Taking advantage of lower oil prices, India will next month begin filling up its maiden strategic oil reserves to insulate itself from supply disruptions.
India, which is 79 per cent dependent on imports to meet its crude oil needs, is building emergency stockpiles with millions of barrels of crude that mirror the reserves that the US and its western allies amassed after the first oil crisis of 1973 to 1974.
Underground storages are being built at Visakhapatnam in Andhra Pradesh and Mangalore and Padur in Karnataka to store about 5.33 million tonnes (28 million barrels) of crude oil. This is enough to meet nation's oil requirement for 11-12 days.
The first of the storages at Visakhapatnam (Vizag) is ready and will begin receiving crude as early as next month, a top Oil Ministry official said here.
"The Finance Ministry has provisioned Rs 2,399 crore in the Supplementary Demands for Grants for buying crude oil to fill the Vizag facility. Indian Strategic Petroleum Reserve Ltd (the firm that is creating the reserves) has been asked to use cheaper oil to fill the storage," he said.
Brent crude, a global oil benchmark, has almost halved over the past year to about USD 56 a barrel.
Visakhapatnam facility would have the capacity to store 1.33 million tonnes of crude oil in underground rock caverns. Huge underground cavities almost ten storey tall and approximately 3.3 km long are being built.
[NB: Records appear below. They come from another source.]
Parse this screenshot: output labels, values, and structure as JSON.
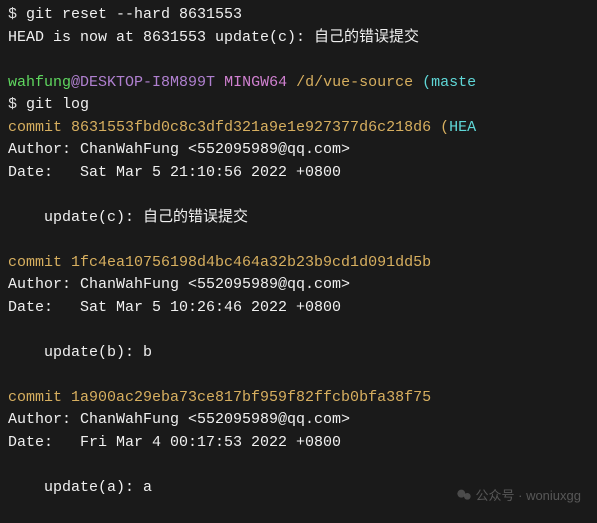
{
  "line1": {
    "dollar": "$ ",
    "cmd": "git reset --hard 8631553"
  },
  "line2": "HEAD is now at 8631553 update(c): 自己的错误提交",
  "prompt": {
    "user": "wahfung",
    "at": "@",
    "host": "DESKTOP-I8M899T",
    "space": " ",
    "mingw": "MINGW64",
    "space2": " ",
    "path": "/d/vue-source",
    "space3": " ",
    "branch": "(maste"
  },
  "line4": {
    "dollar": "$ ",
    "cmd": "git log"
  },
  "commit1": {
    "label": "commit ",
    "hash": "8631553fbd0c8c3dfd321a9e1e927377d6c218d6",
    "paren": " (",
    "ref": "HEA"
  },
  "author1": "Author: ChanWahFung <552095989@qq.com>",
  "date1": "Date:   Sat Mar 5 21:10:56 2022 +0800",
  "msg1": "    update(c): 自己的错误提交",
  "commit2": {
    "label": "commit ",
    "hash": "1fc4ea10756198d4bc464a32b23b9cd1d091dd5b"
  },
  "author2": "Author: ChanWahFung <552095989@qq.com>",
  "date2": "Date:   Sat Mar 5 10:26:46 2022 +0800",
  "msg2": "    update(b): b",
  "commit3": {
    "label": "commit ",
    "hash": "1a900ac29eba73ce817bf959f82ffcb0bfa38f75"
  },
  "author3": "Author: ChanWahFung <552095989@qq.com>",
  "date3": "Date:   Fri Mar 4 00:17:53 2022 +0800",
  "msg3": "    update(a): a",
  "watermark": "公众号 · woniuxgg",
  "side_watermark": ""
}
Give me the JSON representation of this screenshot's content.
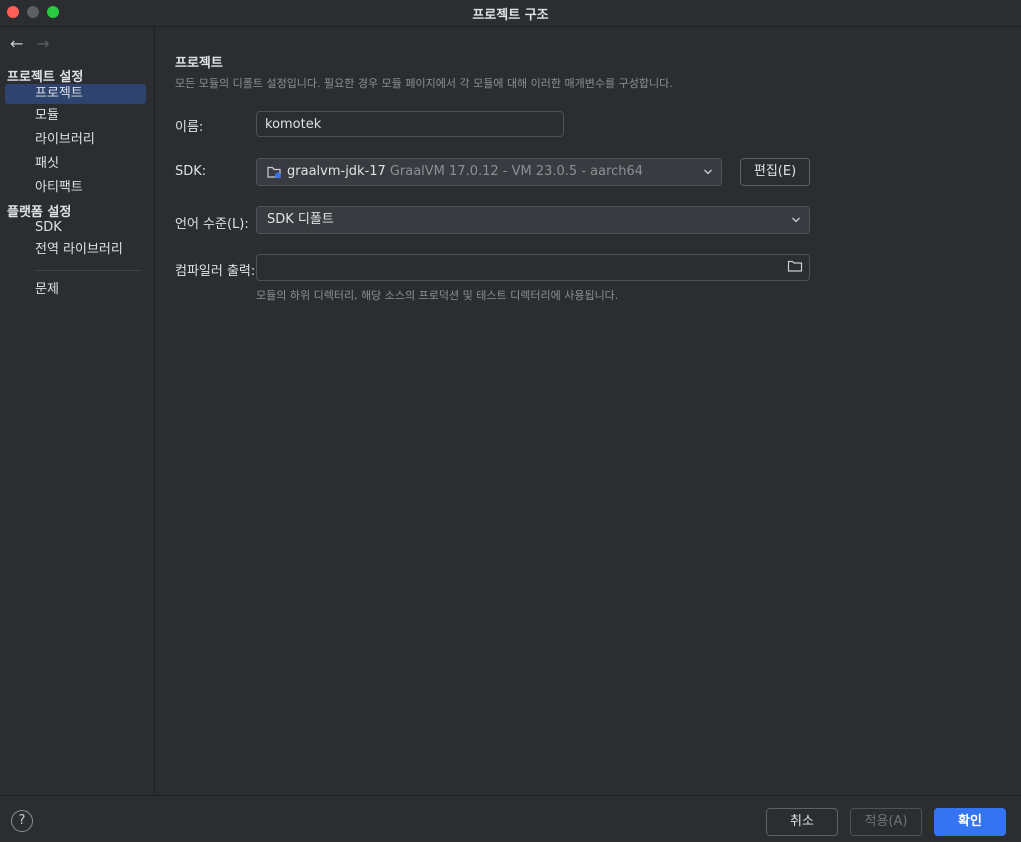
{
  "window": {
    "title": "프로젝트 구조"
  },
  "nav": {
    "back_icon": "←",
    "forward_icon": "→"
  },
  "sidebar": {
    "project_settings_header": "프로젝트 설정",
    "project_items": [
      {
        "label": "프로젝트",
        "selected": true
      },
      {
        "label": "모듈"
      },
      {
        "label": "라이브러리"
      },
      {
        "label": "패싯"
      },
      {
        "label": "아티팩트"
      }
    ],
    "platform_settings_header": "플랫폼 설정",
    "platform_items": [
      {
        "label": "SDK"
      },
      {
        "label": "전역 라이브러리"
      }
    ],
    "problems_label": "문제"
  },
  "main": {
    "title": "프로젝트",
    "description": "모든 모듈의 디폴트 설정입니다. 필요한 경우 모듈 페이지에서 각 모듈에 대해 이러한 매개변수를 구성합니다.",
    "name_label": "이름:",
    "name_value": "komotek",
    "sdk_label": "SDK:",
    "sdk_name": "graalvm-jdk-17",
    "sdk_detail": "GraalVM 17.0.12 - VM 23.0.5 - aarch64",
    "edit_button": "편집(E)",
    "language_level_label": "언어 수준(L):",
    "language_level_value": "SDK 디폴트",
    "compiler_output_label": "컴파일러 출력:",
    "compiler_output_value": "",
    "compiler_output_hint": "모듈의 하위 디렉터리, 해당 소스의 프로덕션 및 테스트 디렉터리에 사용됩니다."
  },
  "footer": {
    "help_icon": "?",
    "cancel_button": "취소",
    "apply_button": "적용(A)",
    "ok_button": "확인"
  },
  "colors": {
    "background": "#2b2d30",
    "selection": "#2e436e",
    "primary_button": "#3574f0"
  }
}
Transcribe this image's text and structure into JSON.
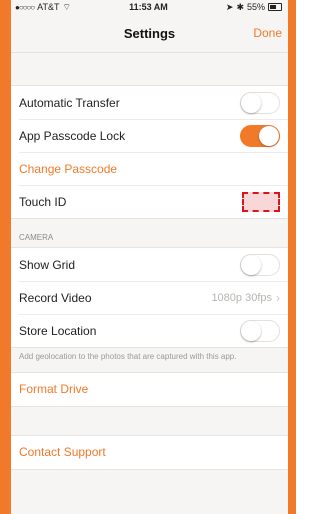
{
  "statusbar": {
    "carrier": "AT&T",
    "time": "11:53 AM",
    "battery": "55%"
  },
  "navbar": {
    "title": "Settings",
    "done": "Done"
  },
  "general": {
    "automatic_transfer": "Automatic Transfer",
    "passcode_lock": "App Passcode Lock",
    "change_passcode": "Change Passcode",
    "touch_id": "Touch ID"
  },
  "camera": {
    "header": "CAMERA",
    "show_grid": "Show Grid",
    "record_video": "Record Video",
    "record_video_value": "1080p 30fps",
    "store_location": "Store Location",
    "footer": "Add geolocation to the photos that are captured with this app."
  },
  "actions": {
    "format_drive": "Format Drive",
    "contact_support": "Contact Support"
  },
  "toggles": {
    "automatic_transfer": false,
    "passcode_lock": true,
    "show_grid": false,
    "store_location": false
  },
  "colors": {
    "accent": "#f07a2a",
    "highlight": "#d8141f"
  }
}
A similar facility in Mangalore will have a capacity of 1.55 million tonnes and would be mechanically completed by June 2015. A 2.5-million tonnes storage at Padur, near Mangalore, would be completed by July, he said.
The money sanctioned by the finance ministry is enough to buy 6.5 million to 7 million barrels of crude as against Vizag capacity to hold 10 million barrels of crude.
With the commissioning of Visakhapatnam storage, India will join nations like the US, Japan and China that have strategic reserves. These nations use the stockpiles not only as insurance against supply disruptions but also to buy and store oil when prices are low and release them to refiners when there is a spike in global rates.
The official said India plans to use strategic reserves to offset the risk of a disruption in supplies, mostly from the Middle East and North Africa.
Western countries have used their strategic reserves only three times over the past 35 years, during the first Gulf War in Iraq in 1991, after hurricane Katrina in 2005 and in 2011, after the start of the war in Libya.